**Entries from a dataset of interfaces:**
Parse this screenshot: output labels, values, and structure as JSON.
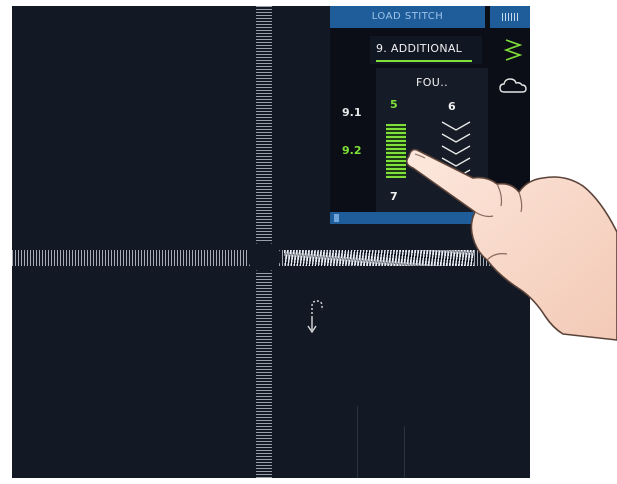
{
  "panel": {
    "load_stitch_label": "LOAD STITCH",
    "category_label": "9. ADDITIONAL",
    "sub_items": [
      {
        "label": "9.1",
        "selected": false
      },
      {
        "label": "9.2",
        "selected": true
      }
    ],
    "grid": {
      "title": "FOU..",
      "numbers": [
        "5",
        "6",
        "7"
      ],
      "selected_number": "5"
    }
  },
  "colors": {
    "screen_bg": "#121824",
    "panel_bg": "#0b0e16",
    "accent_green": "#7fe03a",
    "bar_blue": "#1f5d9a"
  },
  "icons": {
    "top_right": "stitch-density-icon",
    "zigzag": "zigzag-stitch-icon",
    "cloud": "cloud-icon",
    "turn": "u-turn-icon"
  }
}
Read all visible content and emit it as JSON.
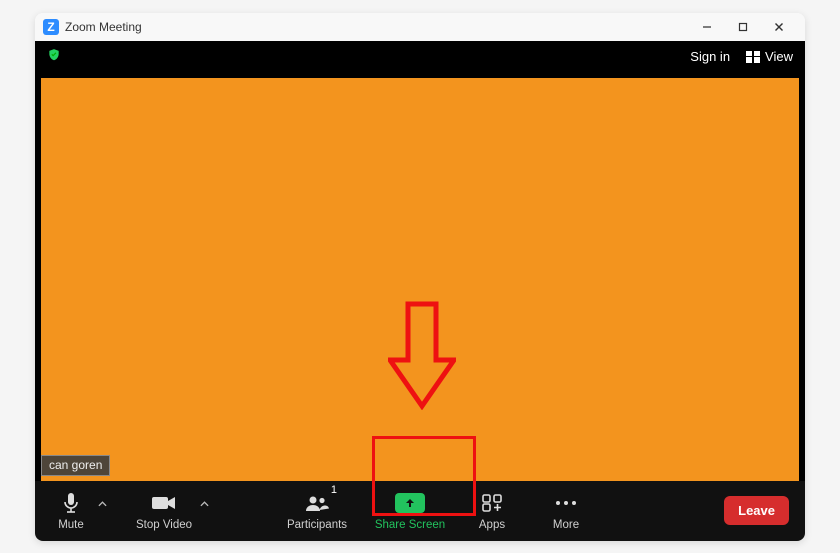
{
  "window": {
    "title": "Zoom Meeting"
  },
  "topbar": {
    "signin": "Sign in",
    "view": "View"
  },
  "participant_name": "can goren",
  "toolbar": {
    "mute": "Mute",
    "stop_video": "Stop Video",
    "participants": "Participants",
    "participants_count": "1",
    "share_screen": "Share Screen",
    "apps": "Apps",
    "more": "More",
    "leave": "Leave"
  },
  "colors": {
    "video_bg": "#f3941e",
    "accent_green": "#22c35e",
    "leave_red": "#d62d2d",
    "highlight_red": "#e11"
  }
}
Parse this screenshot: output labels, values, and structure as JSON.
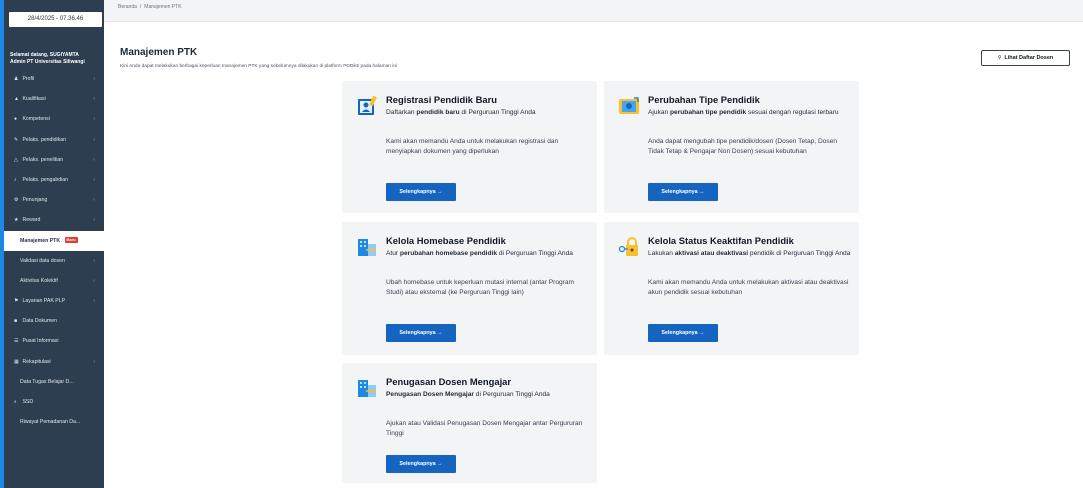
{
  "sidebar": {
    "clock": "28/4/2025 - 07.36.46",
    "greeting": "Selamat datang, SUGIYAMTA",
    "role": "Admin PT Universitas Siliwangi",
    "items": [
      {
        "label": "Profil",
        "icon": "person-icon",
        "chevron": true
      },
      {
        "label": "Kualifikasi",
        "icon": "graduation-cap-icon",
        "chevron": true
      },
      {
        "label": "Kompetensi",
        "icon": "users-icon",
        "chevron": true
      },
      {
        "label": "Pelaks. pendidikan",
        "icon": "pen-icon",
        "chevron": true
      },
      {
        "label": "Pelaks. penelitian",
        "icon": "flask-icon",
        "chevron": true
      },
      {
        "label": "Pelaks. pengabdian",
        "icon": "handshake-icon",
        "chevron": true
      },
      {
        "label": "Penunjang",
        "icon": "settings-icon",
        "chevron": true
      },
      {
        "label": "Reward",
        "icon": "trophy-icon",
        "chevron": true
      },
      {
        "label": "Manajemen PTK",
        "icon": "",
        "chevron": false,
        "badge": "Baru",
        "active": true
      },
      {
        "label": "Validasi data dosen",
        "icon": "",
        "chevron": true
      },
      {
        "label": "Aktivitas Kolektif",
        "icon": "",
        "chevron": true
      },
      {
        "label": "Layanan PAK PLP",
        "icon": "flag-icon",
        "chevron": true
      },
      {
        "label": "Data Dokumen",
        "icon": "folder-icon",
        "chevron": false
      },
      {
        "label": "Pusat Informasi",
        "icon": "list-icon",
        "chevron": false
      },
      {
        "label": "Rekapitulasi",
        "icon": "table-icon",
        "chevron": true
      },
      {
        "label": "Data Tugas Belajar D...",
        "icon": "",
        "chevron": false
      },
      {
        "label": "SSD",
        "icon": "toggle-icon",
        "chevron": false
      },
      {
        "label": "Riwayat Pemadanan Da...",
        "icon": "",
        "chevron": false
      }
    ]
  },
  "breadcrumb": {
    "home": "Beranda",
    "separator": "/",
    "current": "Manajemen PTK"
  },
  "header": {
    "title": "Manajemen PTK",
    "subtitle": "Kini Anda dapat melakukan berbagai keperluan manajemen PTK yang sebelumnya dilakukan di platform PDDikti pada halaman ini",
    "list_button": "Lihat Daftar Dosen"
  },
  "cards": [
    {
      "title": "Registrasi Pendidik Baru",
      "desc_pre": "Daftarkan ",
      "desc_bold": "pendidik baru",
      "desc_post": " di Perguruan Tinggi Anda",
      "body": "Kami akan memandu Anda untuk melakukan registrasi dan menyiapkan dokumen yang diperlukan",
      "button": "Selengkapnya →",
      "icon": "user-register-icon"
    },
    {
      "title": "Perubahan Tipe Pendidik",
      "desc_pre": "Ajukan ",
      "desc_bold": "perubahan tipe pendidik",
      "desc_post": " sesuai dengan regulasi terbaru",
      "body": "Anda dapat mengubah tipe pendidik/dosen (Dosen Tetap, Dosen Tidak Tetap & Pengajar Non Dosen) sesuai kebutuhan",
      "button": "Selengkapnya →",
      "icon": "id-card-change-icon"
    },
    {
      "title": "Kelola Homebase Pendidik",
      "desc_pre": "Atur ",
      "desc_bold": "perubahan homebase pendidik",
      "desc_post": " di Perguruan Tinggi Anda",
      "body": "Ubah homebase untuk keperluan mutasi internal (antar Program Studi) atau eksternal (ke Perguruan Tinggi lain)",
      "button": "Selengkapnya →",
      "icon": "building-transfer-icon"
    },
    {
      "title": "Kelola Status Keaktifan Pendidik",
      "desc_pre": "Lakukan ",
      "desc_bold": "aktivasi atau deaktivasi",
      "desc_post": " pendidik di Perguruan Tinggi Anda",
      "body": "Kami akan memandu Anda untuk melakukan aktivasi atau deaktivasi akun pendidik sesuai kebutuhan",
      "button": "Selengkapnya →",
      "icon": "lock-key-icon"
    },
    {
      "title": "Penugasan Dosen Mengajar",
      "desc_pre": "",
      "desc_bold": "Penugasan Dosen Mengajar",
      "desc_post": " di Perguruan Tinggi Anda",
      "body": "Ajukan atau Validasi Penugasan Dosen Mengajar antar Pergururan Tinggi",
      "button": "Selengkapnya →",
      "icon": "building-transfer-icon"
    }
  ]
}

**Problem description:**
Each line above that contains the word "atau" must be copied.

**Exercise solution:**
      "body": "Ubah homebase untuk keperluan mutasi internal (antar Program Studi) atau eksternal (ke Perguruan Tinggi lain)",
      "desc_bold": "aktivasi atau deaktivasi",
      "body": "Kami akan memandu Anda untuk melakukan aktivasi atau deaktivasi akun pendidik sesuai kebutuhan",
      "body": "Ajukan atau Validasi Penugasan Dosen Mengajar antar Pergururan Tinggi",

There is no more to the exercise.